oops…and I forgot to thank you TT for this blog and your excellent tongue in cheek with real facts! I appreciate being able to smile about something that touches my heart so deeply and pisses me off so greatly! Bravo.
DONOVAN – BACK DOOR CONTROL OVER HIGGINS BEACH
The Plover issue is out of control, the people have spoken, and they have been ignored. The town manager should have seen this coming.
This issue should have never gotten to this point, bad decisions have been made right from the beginning, and they continue to be made. What next – no fishing, or surfing, and do away with parking? That is all on Donovan’s agenda. To make things worse, it appears town manager is in agreement with him. Don’t forget Blaise from Higgins Beach who supports this.
Donovan purposely put the mouth of the river at Higgins Beach out of bounds for dogs to discourage everyone, from bring their dog to Higgins.
If we have to, we can petition the dog issue again. We have the support and our numbers are stronger, something the council does not have.
Donovan has made every effort to control Higgins Beach and make it a resident only beach. His supporters have someone lined up to run in the next election.
Election is coming up and we will make a change, probably as much as 2 councilors will be replaced do to bad judgment.
It’s time to call your councilors, have you kids call, they can make a difference, let the council know you want to play on the beach with your pet.
Don’t forget to mention the increase in taxes, which Donovan said he would not support.
Love reading this blog. Even if I didn’t care anything about this issue I would read this – wish you could reach more people though – like have a newspaper column for a while.
Thank you!

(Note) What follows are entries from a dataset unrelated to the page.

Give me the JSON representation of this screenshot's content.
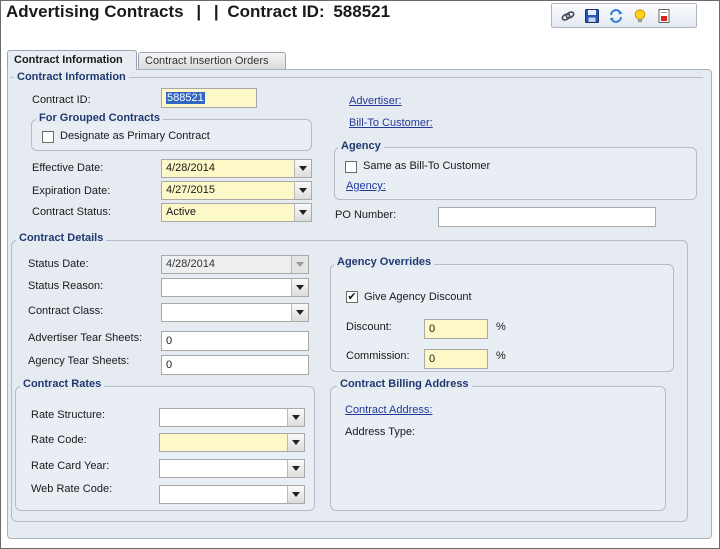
{
  "header": {
    "title": "Advertising Contracts",
    "separator": "|",
    "contract_id_label": "Contract ID:",
    "contract_id_value": "588521"
  },
  "toolbar": {
    "icons": [
      "link-icon",
      "save-icon",
      "refresh-icon",
      "lightbulb-icon",
      "report-icon"
    ]
  },
  "tabs": [
    {
      "label": "Contract Information",
      "active": true
    },
    {
      "label": "Contract Insertion Orders",
      "active": false
    }
  ],
  "contract_information": {
    "legend": "Contract Information",
    "contract_id_label": "Contract ID:",
    "contract_id_value": "588521",
    "grouped": {
      "legend": "For Grouped Contracts",
      "primary_label": "Designate as Primary Contract",
      "primary_checked": false
    },
    "effective_date_label": "Effective Date:",
    "effective_date_value": "4/28/2014",
    "expiration_date_label": "Expiration Date:",
    "expiration_date_value": "4/27/2015",
    "status_label": "Contract Status:",
    "status_value": "Active",
    "advertiser_link": "Advertiser:",
    "bill_to_link": "Bill-To Customer:",
    "agency": {
      "legend": "Agency",
      "same_as_label": "Same as Bill-To Customer",
      "same_as_checked": false,
      "agency_link": "Agency:"
    },
    "po_number_label": "PO Number:",
    "po_number_value": ""
  },
  "contract_details": {
    "legend": "Contract Details",
    "status_date_label": "Status Date:",
    "status_date_value": "4/28/2014",
    "status_reason_label": "Status Reason:",
    "status_reason_value": "",
    "contract_class_label": "Contract Class:",
    "contract_class_value": "",
    "adv_tear_label": "Advertiser Tear Sheets:",
    "adv_tear_value": "0",
    "agency_tear_label": "Agency Tear Sheets:",
    "agency_tear_value": "0",
    "agency_overrides": {
      "legend": "Agency Overrides",
      "give_discount_label": "Give Agency Discount",
      "give_discount_checked": true,
      "discount_label": "Discount:",
      "discount_value": "0",
      "discount_unit": "%",
      "commission_label": "Commission:",
      "commission_value": "0",
      "commission_unit": "%"
    }
  },
  "contract_rates": {
    "legend": "Contract Rates",
    "rate_structure_label": "Rate Structure:",
    "rate_structure_value": "",
    "rate_code_label": "Rate Code:",
    "rate_code_value": "",
    "rate_card_year_label": "Rate Card Year:",
    "rate_card_year_value": "",
    "web_rate_code_label": "Web Rate Code:",
    "web_rate_code_value": ""
  },
  "billing_address": {
    "legend": "Contract Billing Address",
    "contract_address_link": "Contract Address:",
    "address_type_label": "Address Type:"
  },
  "colors": {
    "panel_bg": "#e6eaf1",
    "required_field": "#fdf8c8",
    "legend_text": "#1f3a70",
    "link": "#1f3a9a"
  }
}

Actually, with lots of sharing on Facebook, I have been getting some pretty good traffic. Anything folks can do to get the word out is appreciated!